#### Information shown:
◆ ◆ ◆

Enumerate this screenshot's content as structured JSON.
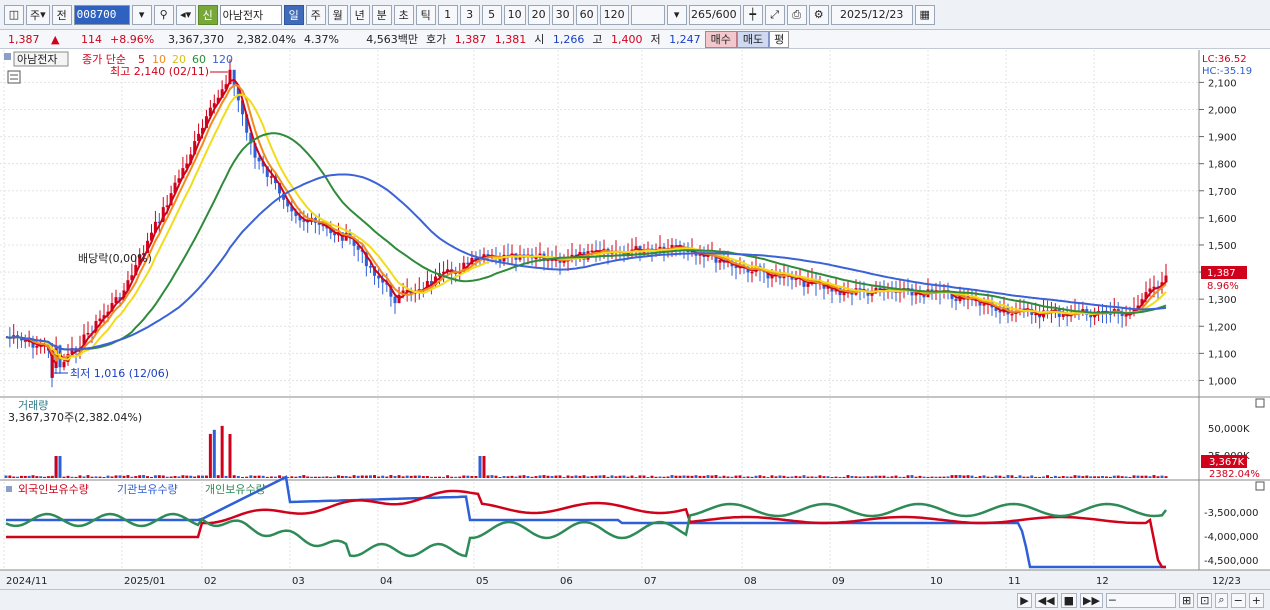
{
  "toolbar": {
    "market": "주",
    "prev_label": "전",
    "code": "008700",
    "credit_badge": "신",
    "stock_name": "아남전자",
    "periods": [
      "일",
      "주",
      "월",
      "년",
      "분",
      "초",
      "틱"
    ],
    "active_period": "일",
    "intervals": [
      "1",
      "3",
      "5",
      "10",
      "20",
      "30",
      "60",
      "120"
    ],
    "count": "265",
    "count_total": "/600",
    "date": "2025/12/23"
  },
  "infobar": {
    "price": "1,387",
    "change_arrow": "▲",
    "change": "114",
    "change_pct": "+8.96%",
    "volume": "3,367,370",
    "volume_pct": "2,382.04%",
    "turnover": "4.37%",
    "amount": "4,563백만",
    "ask_label": "호가",
    "ask": "1,387",
    "bid": "1,381",
    "open_label": "시",
    "open": "1,266",
    "high_label": "고",
    "high": "1,400",
    "low_label": "저",
    "low": "1,247",
    "buy_label": "매수",
    "sell_label": "매도",
    "avg_label": "평"
  },
  "price_panel": {
    "name_label": "아남전자",
    "ma_prefix": "종가 단순",
    "ma_periods": [
      "5",
      "10",
      "20",
      "60",
      "120"
    ],
    "ma_colors": [
      "#d0021b",
      "#f08c1c",
      "#f2dc1a",
      "#2e8b3a",
      "#3b62d6"
    ],
    "high_note": "최고 2,140 (02/11)",
    "low_note": "최저 1,016 (12/06)",
    "dividend_note": "배당락(0,00%)",
    "lc_label": "LC:36.52",
    "hc_label": "HC:-35.19",
    "y_ticks": [
      2100,
      2000,
      1900,
      1800,
      1700,
      1600,
      1500,
      1400,
      1300,
      1200,
      1100,
      1000
    ],
    "y_tick_labels": [
      "2,100",
      "2,000",
      "1,900",
      "1,800",
      "1,700",
      "1,600",
      "1,500",
      "1,400",
      "1,300",
      "1,200",
      "1,100",
      "1,000"
    ],
    "y_range": [
      950,
      2190
    ],
    "last_price": "1,387",
    "last_pct": "8.96%"
  },
  "volume_panel": {
    "title": "거래량",
    "value": "3,367,370주(2,382.04%)",
    "y_tick_labels": [
      "50,000K",
      "25,000K"
    ],
    "last_label": "3,367K",
    "last_pct": "2382.04%"
  },
  "holdings_panel": {
    "legend": [
      "외국인보유수량",
      "기관보유수량",
      "개인보유수량"
    ],
    "legend_colors": [
      "#d0021b",
      "#2d5fd6",
      "#2e8b57"
    ],
    "y_tick_labels": [
      "-3,500,000",
      "-4,000,000",
      "-4,500,000"
    ]
  },
  "x_axis": {
    "labels": [
      "2024/11",
      "2025/01",
      "02",
      "03",
      "04",
      "05",
      "06",
      "07",
      "08",
      "09",
      "10",
      "11",
      "12",
      "12/23"
    ]
  },
  "statusbar": {
    "controls": [
      "▶",
      "◀◀",
      "■",
      "▶▶",
      "─",
      "⊞",
      "⊡",
      "⌕",
      "−",
      "+"
    ]
  },
  "chart_data": {
    "type": "line",
    "x_period": "2024/11 – 2025/12/23 (daily)",
    "close_approx": [
      {
        "x": "2024-11",
        "y": 1160
      },
      {
        "x": "2024-12",
        "y": 1110
      },
      {
        "x": "2024-12-06",
        "y": 1016
      },
      {
        "x": "2025-01",
        "y": 1330
      },
      {
        "x": "2025-02-11",
        "y": 2140
      },
      {
        "x": "2025-02-20",
        "y": 1820
      },
      {
        "x": "2025-03",
        "y": 1600
      },
      {
        "x": "2025-03-20",
        "y": 1520
      },
      {
        "x": "2025-04",
        "y": 1300
      },
      {
        "x": "2025-05",
        "y": 1450
      },
      {
        "x": "2025-06",
        "y": 1450
      },
      {
        "x": "2025-07",
        "y": 1500
      },
      {
        "x": "2025-08",
        "y": 1420
      },
      {
        "x": "2025-09",
        "y": 1330
      },
      {
        "x": "2025-10",
        "y": 1320
      },
      {
        "x": "2025-11",
        "y": 1250
      },
      {
        "x": "2025-12",
        "y": 1250
      },
      {
        "x": "2025-12-23",
        "y": 1387
      }
    ],
    "ylim": [
      1000,
      2100
    ]
  }
}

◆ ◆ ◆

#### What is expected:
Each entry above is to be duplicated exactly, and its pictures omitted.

#### Solution:
Enumerate this screenshot's content as structured JSON.
{
  "toolbar": {
    "market": "주",
    "prev_label": "전",
    "code": "008700",
    "credit_badge": "신",
    "stock_name": "아남전자",
    "periods": [
      "일",
      "주",
      "월",
      "년",
      "분",
      "초",
      "틱"
    ],
    "active_period": "일",
    "intervals": [
      "1",
      "3",
      "5",
      "10",
      "20",
      "30",
      "60",
      "120"
    ],
    "count": "265",
    "count_total": "/600",
    "date": "2025/12/23"
  },
  "infobar": {
    "price": "1,387",
    "change_arrow": "▲",
    "change": "114",
    "change_pct": "+8.96%",
    "volume": "3,367,370",
    "volume_pct": "2,382.04%",
    "turnover": "4.37%",
    "amount": "4,563백만",
    "ask_label": "호가",
    "ask": "1,387",
    "bid": "1,381",
    "open_label": "시",
    "open": "1,266",
    "high_label": "고",
    "high": "1,400",
    "low_label": "저",
    "low": "1,247",
    "buy_label": "매수",
    "sell_label": "매도",
    "avg_label": "평"
  },
  "price_panel": {
    "name_label": "아남전자",
    "ma_prefix": "종가 단순",
    "ma_periods": [
      "5",
      "10",
      "20",
      "60",
      "120"
    ],
    "ma_colors": [
      "#d0021b",
      "#f08c1c",
      "#f2dc1a",
      "#2e8b3a",
      "#3b62d6"
    ],
    "high_note": "최고 2,140 (02/11)",
    "low_note": "최저 1,016 (12/06)",
    "dividend_note": "배당락(0,00%)",
    "lc_label": "LC:36.52",
    "hc_label": "HC:-35.19",
    "y_ticks": [
      2100,
      2000,
      1900,
      1800,
      1700,
      1600,
      1500,
      1400,
      1300,
      1200,
      1100,
      1000
    ],
    "y_tick_labels": [
      "2,100",
      "2,000",
      "1,900",
      "1,800",
      "1,700",
      "1,600",
      "1,500",
      "1,400",
      "1,300",
      "1,200",
      "1,100",
      "1,000"
    ],
    "y_range": [
      950,
      2190
    ],
    "last_price": "1,387",
    "last_pct": "8.96%"
  },
  "volume_panel": {
    "title": "거래량",
    "value": "3,367,370주(2,382.04%)",
    "y_tick_labels": [
      "50,000K",
      "25,000K"
    ],
    "last_label": "3,367K",
    "last_pct": "2382.04%"
  },
  "holdings_panel": {
    "legend": [
      "외국인보유수량",
      "기관보유수량",
      "개인보유수량"
    ],
    "legend_colors": [
      "#d0021b",
      "#2d5fd6",
      "#2e8b57"
    ],
    "y_tick_labels": [
      "-3,500,000",
      "-4,000,000",
      "-4,500,000"
    ]
  },
  "x_axis": {
    "labels": [
      "2024/11",
      "2025/01",
      "02",
      "03",
      "04",
      "05",
      "06",
      "07",
      "08",
      "09",
      "10",
      "11",
      "12",
      "12/23"
    ]
  },
  "statusbar": {
    "controls": [
      "▶",
      "◀◀",
      "■",
      "▶▶",
      "─",
      "⊞",
      "⊡",
      "⌕",
      "−",
      "+"
    ]
  },
  "chart_data": {
    "type": "line",
    "x_period": "2024/11 – 2025/12/23 (daily)",
    "close_approx": [
      {
        "x": "2024-11",
        "y": 1160
      },
      {
        "x": "2024-12",
        "y": 1110
      },
      {
        "x": "2024-12-06",
        "y": 1016
      },
      {
        "x": "2025-01",
        "y": 1330
      },
      {
        "x": "2025-02-11",
        "y": 2140
      },
      {
        "x": "2025-02-20",
        "y": 1820
      },
      {
        "x": "2025-03",
        "y": 1600
      },
      {
        "x": "2025-03-20",
        "y": 1520
      },
      {
        "x": "2025-04",
        "y": 1300
      },
      {
        "x": "2025-05",
        "y": 1450
      },
      {
        "x": "2025-06",
        "y": 1450
      },
      {
        "x": "2025-07",
        "y": 1500
      },
      {
        "x": "2025-08",
        "y": 1420
      },
      {
        "x": "2025-09",
        "y": 1330
      },
      {
        "x": "2025-10",
        "y": 1320
      },
      {
        "x": "2025-11",
        "y": 1250
      },
      {
        "x": "2025-12",
        "y": 1250
      },
      {
        "x": "2025-12-23",
        "y": 1387
      }
    ],
    "ylim": [
      1000,
      2100
    ]
  }
}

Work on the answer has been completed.